MixedThe Times Literary Supplement (UK)There is no clear through line connecting the disparate incidents she relates. Instead, the reader is treated to a series of reflections on the role of food in the author’s life, interspersed with observations from her travels ... [Condé] rarely gives dates and often leaves out context, lending the book a dreamlike quality ... In other respects, Of Morsels leaves the reader hungry. This is a memoir of stunning emotional reticence. As a rule, Condé speeds past her own motivations and emotions. There are exceptions ... She is also painfully honest, if terse, in describing her relationship with her son, Denis ... a puzzle with a missing piece, and that piece is to be found in Victoire: My mother’s mother, a novelistic reconstruction of the life of a grandmother who died long before Condé’s birth ... Of Morsels and Marvels, with its frustratingly absent emotional core, suggests that Condé is like Victoire not only in the boundless creativity of her expression, but also in its limits. When it comes to the author’s own heartbreak and regret for the ways she hurt her son, words fail her. And, just as her grandmother might have done, she fills the silence with dish after dish.
Daniel Kehlmann, Trans. by Ross Benjamin
RaveThe New York Times Book Review... an impeccable English translation by Ross Benjamin ... a magnificent story of an artist’s transcendence over the petty superstitions, convenient betrayals and widespread brutality of his time ... Tyll’s picaresque tale ranges widely over Europe, but Kehlmann juggles his stories with the dexterity of Ulenspiegel himself ... Even more gripping are scenes with no wink toward the history books ... Kehlmann is a master of economical, devastating description ... Equally chilling are his descriptions of a society in which old kindnesses are forgotten under pressure, where truth matters less than the ability to terrify people into confession, where lies scribbled in Latin become history ... In this exquisitely crafted novel, Kehlmann moves just as nimbly through the grimmest of human experiences.

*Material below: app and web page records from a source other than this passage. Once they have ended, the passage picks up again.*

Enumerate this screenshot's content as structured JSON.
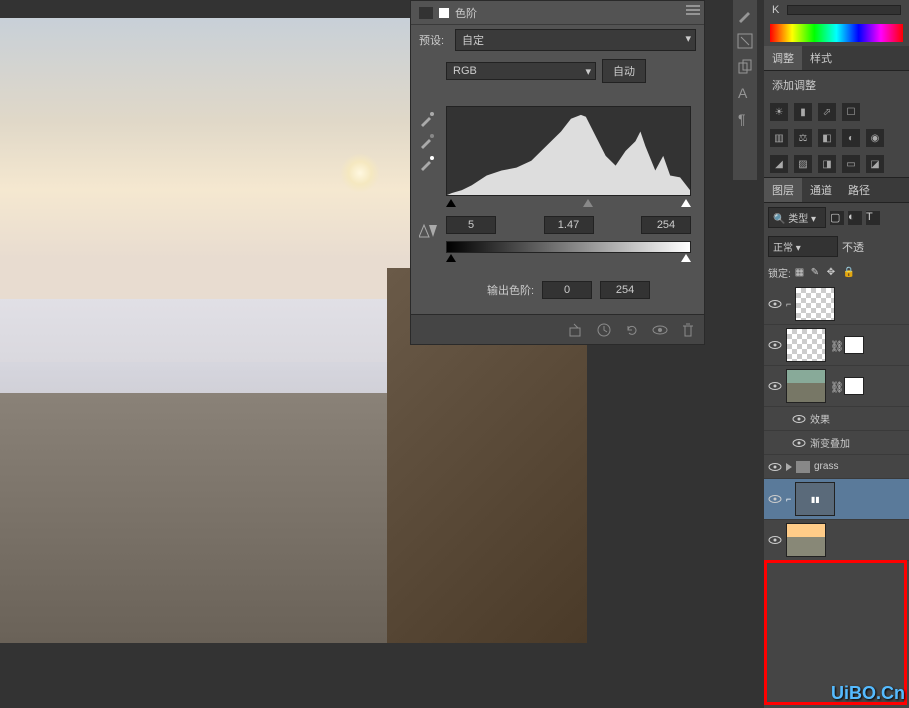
{
  "levels": {
    "title": "色阶",
    "preset_label": "预设:",
    "preset_value": "自定",
    "channel": "RGB",
    "auto_btn": "自动",
    "input_black": "5",
    "input_gamma": "1.47",
    "input_white": "254",
    "output_label": "输出色阶:",
    "output_black": "0",
    "output_white": "254"
  },
  "color": {
    "k_label": "K"
  },
  "tabs": {
    "adjustments": "调整",
    "styles": "样式",
    "layers": "图层",
    "channels": "通道",
    "paths": "路径"
  },
  "adjustments": {
    "add_label": "添加调整"
  },
  "layers": {
    "filter_type": "类型",
    "blend_mode": "正常",
    "opacity_label": "不透",
    "lock_label": "锁定:",
    "effects_label": "效果",
    "gradient_overlay": "渐变叠加",
    "grass_group": "grass"
  },
  "watermark": "UiBO.Cn"
}
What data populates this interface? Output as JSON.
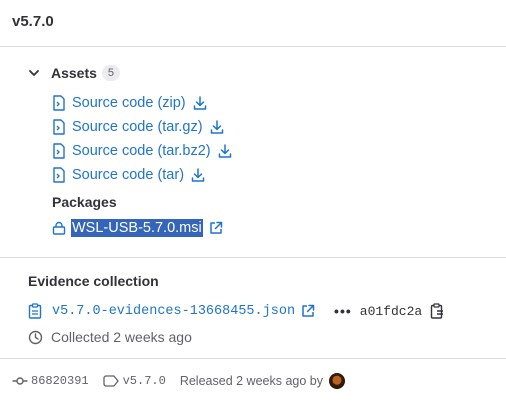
{
  "release": {
    "title": "v5.7.0"
  },
  "assets": {
    "label": "Assets",
    "count": "5",
    "sources": [
      {
        "label": "Source code (zip)"
      },
      {
        "label": "Source code (tar.gz)"
      },
      {
        "label": "Source code (tar.bz2)"
      },
      {
        "label": "Source code (tar)"
      }
    ],
    "packages_heading": "Packages",
    "package": {
      "label": "WSL-USB-5.7.0.msi"
    }
  },
  "evidence": {
    "heading": "Evidence collection",
    "file": "v5.7.0-evidences-13668455.json",
    "dots": "•••",
    "sha": "a01fdc2a",
    "collected": "Collected 2 weeks ago"
  },
  "footer": {
    "commit": "86820391",
    "tag": "v5.7.0",
    "released": "Released 2 weeks ago by"
  },
  "colors": {
    "link": "#1f75cb",
    "selection": "#3465b8",
    "divider": "#dcdcde"
  }
}
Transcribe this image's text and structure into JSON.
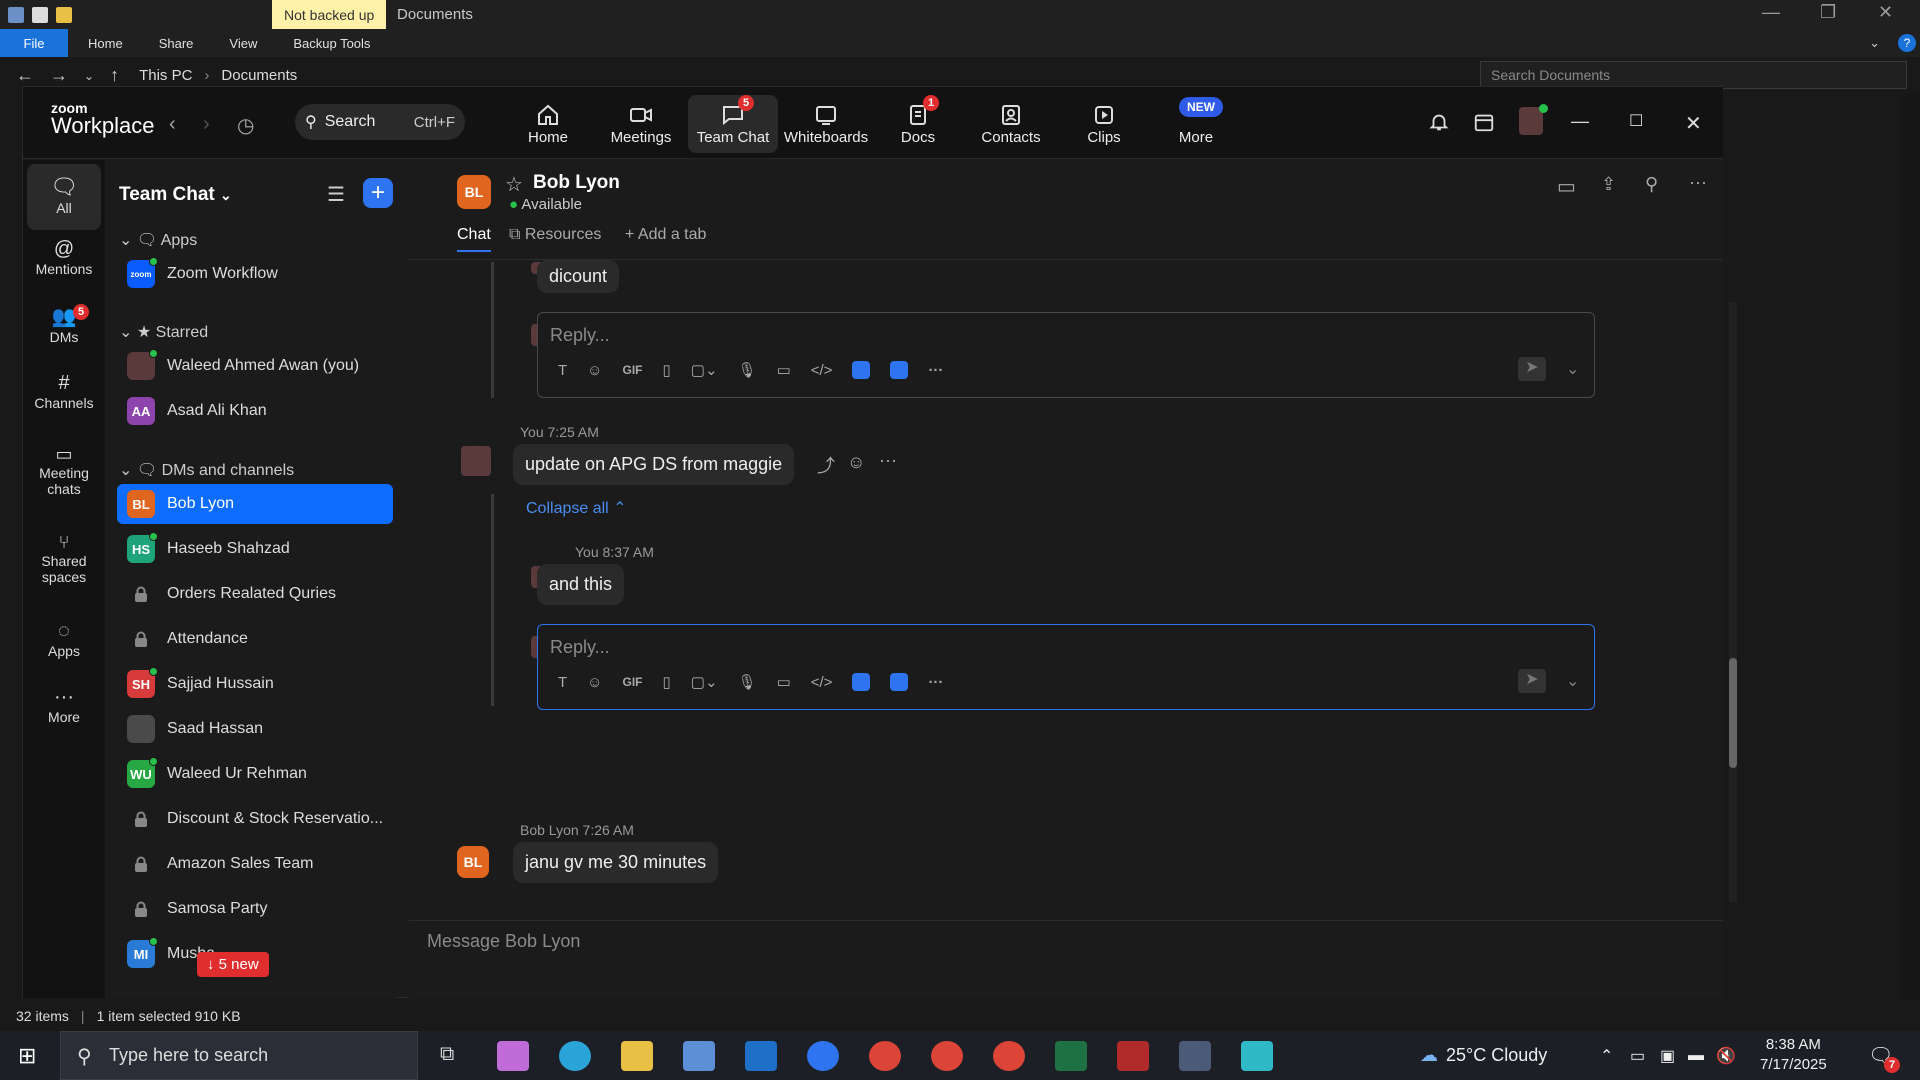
{
  "explorer": {
    "backup_label": "Not backed up",
    "window_title": "Documents",
    "ribbon": {
      "file": "File",
      "home": "Home",
      "share": "Share",
      "view": "View",
      "tools": "Backup Tools"
    },
    "address": {
      "this_pc": "This PC",
      "documents": "Documents"
    },
    "search_placeholder": "Search Documents",
    "status": {
      "items": "32 items",
      "selected": "1 item selected 910 KB"
    }
  },
  "zoom": {
    "logo_top": "zoom",
    "logo_bottom": "Workplace",
    "search_label": "Search",
    "search_shortcut": "Ctrl+F",
    "nav": [
      {
        "label": "Home",
        "icon": "home-icon"
      },
      {
        "label": "Meetings",
        "icon": "video-icon"
      },
      {
        "label": "Team Chat",
        "icon": "chat-icon",
        "badge": "5"
      },
      {
        "label": "Whiteboards",
        "icon": "whiteboard-icon"
      },
      {
        "label": "Docs",
        "icon": "docs-icon",
        "badge": "1"
      },
      {
        "label": "Contacts",
        "icon": "contacts-icon"
      },
      {
        "label": "Clips",
        "icon": "clips-icon"
      },
      {
        "label": "More",
        "icon": "more-icon",
        "badge": "NEW"
      }
    ],
    "rail": [
      {
        "label": "All",
        "icon": "chat-bubble-icon"
      },
      {
        "label": "Mentions",
        "icon": "at-icon"
      },
      {
        "label": "DMs",
        "icon": "people-icon",
        "badge": "5"
      },
      {
        "label": "Channels",
        "icon": "hash-icon"
      },
      {
        "label": "Meeting chats",
        "icon": "calendar-icon"
      },
      {
        "label": "Shared spaces",
        "icon": "share-icon"
      },
      {
        "label": "Apps",
        "icon": "apps-icon"
      },
      {
        "label": "More",
        "icon": "more-dots-icon"
      }
    ],
    "list": {
      "title": "Team Chat",
      "sections": {
        "apps": "Apps",
        "starred": "Starred",
        "dms": "DMs and channels"
      },
      "apps": [
        {
          "label": "Zoom Workflow",
          "initials": "zoom",
          "color": "#0b5cff"
        }
      ],
      "starred": [
        {
          "label": "Waleed Ahmed Awan (you)",
          "initials": "",
          "color": "#5a3a3a"
        },
        {
          "label": "Asad Ali Khan",
          "initials": "AA",
          "color": "#8e44ad"
        }
      ],
      "channels": [
        {
          "label": "Bob Lyon",
          "initials": "BL",
          "color": "#e0651f",
          "selected": true
        },
        {
          "label": "Haseeb Shahzad",
          "initials": "HS",
          "color": "#1fa37a"
        },
        {
          "label": "Orders Realated Quries",
          "lock": true
        },
        {
          "label": "Attendance",
          "lock": true
        },
        {
          "label": "Sajjad Hussain",
          "initials": "SH",
          "color": "#d63a3a"
        },
        {
          "label": "Saad Hassan",
          "initials": "",
          "color": "#4a4a4a"
        },
        {
          "label": "Waleed Ur Rehman",
          "initials": "WU",
          "color": "#27a844"
        },
        {
          "label": "Discount & Stock Reservatio...",
          "lock": true
        },
        {
          "label": "Amazon Sales Team",
          "lock": true
        },
        {
          "label": "Samosa Party",
          "lock": true
        },
        {
          "label": "Musha",
          "initials": "MI",
          "color": "#2a7bd6"
        }
      ],
      "new_pill": "5 new"
    },
    "chat": {
      "contact_initials": "BL",
      "contact_name": "Bob Lyon",
      "status": "Available",
      "tabs": {
        "chat": "Chat",
        "resources": "Resources",
        "add": "Add a tab"
      },
      "msg_discount": "dicount",
      "reply_placeholder": "Reply...",
      "msg2_meta": "You 7:25 AM",
      "msg2_text": "update on APG DS from maggie",
      "collapse": "Collapse all",
      "msg3_meta": "You 8:37 AM",
      "msg3_text": "and this",
      "msg4_meta": "Bob Lyon 7:26 AM",
      "msg4_text": "janu gv me 30 minutes",
      "compose_placeholder": "Message Bob Lyon",
      "tool_gif": "GIF"
    }
  },
  "taskbar": {
    "search_placeholder": "Type here to search",
    "weather": "25°C Cloudy",
    "time": "8:38 AM",
    "date": "7/17/2025",
    "notif_badge": "7"
  }
}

The result is a spellbinding memorial to the nameless souls lost in Europe’s vicious past, whose whispers are best heard in fables.
PositiveThe Los Angeles Review of BooksWritten in clear, occasionally lyrical prose and seasoned with Tobola’s poems and her students’ writing, the book is a compelling portrayal of education in prison ... She believes fiercely in her work but rarely romanticizes it ... Ultimately, Tobola is clear-eyed about the extent to which both she and the inmates are controlled by the institution ... reveals that art also asks something of us. It demands that we make friends with ambiguity, with vulnerability. It calls on us to attend to the vital creative capacity of others. Art asks that we leave the door open for beauty, whatever its travels have been.
Azareen Van der Vliet Oloomi
PositiveThe Los Angeles Review of BooksVan der Vliet Oloomi’s unapologetically metatextual romp seems, for a while, intended to flatter readers with an affinity for Borges. There is a pleasure in recognizing her many literary references, an even greater charm in being nonplussed by the occasional allusion to an obscure author or unplaceable quote ... Much like Zebra herself, the novel demands intellectual engagement rather than emotional connection. Despite its lively prose, the story occasionally drags, as Zebra keeps traveling while never seeming to reach her goal. But in denying readers some common pleasures of reading — absorption, escapism, empathy — Van der Vliet Oloomi conveys the cold loneliness of Zebra’s grief all the better.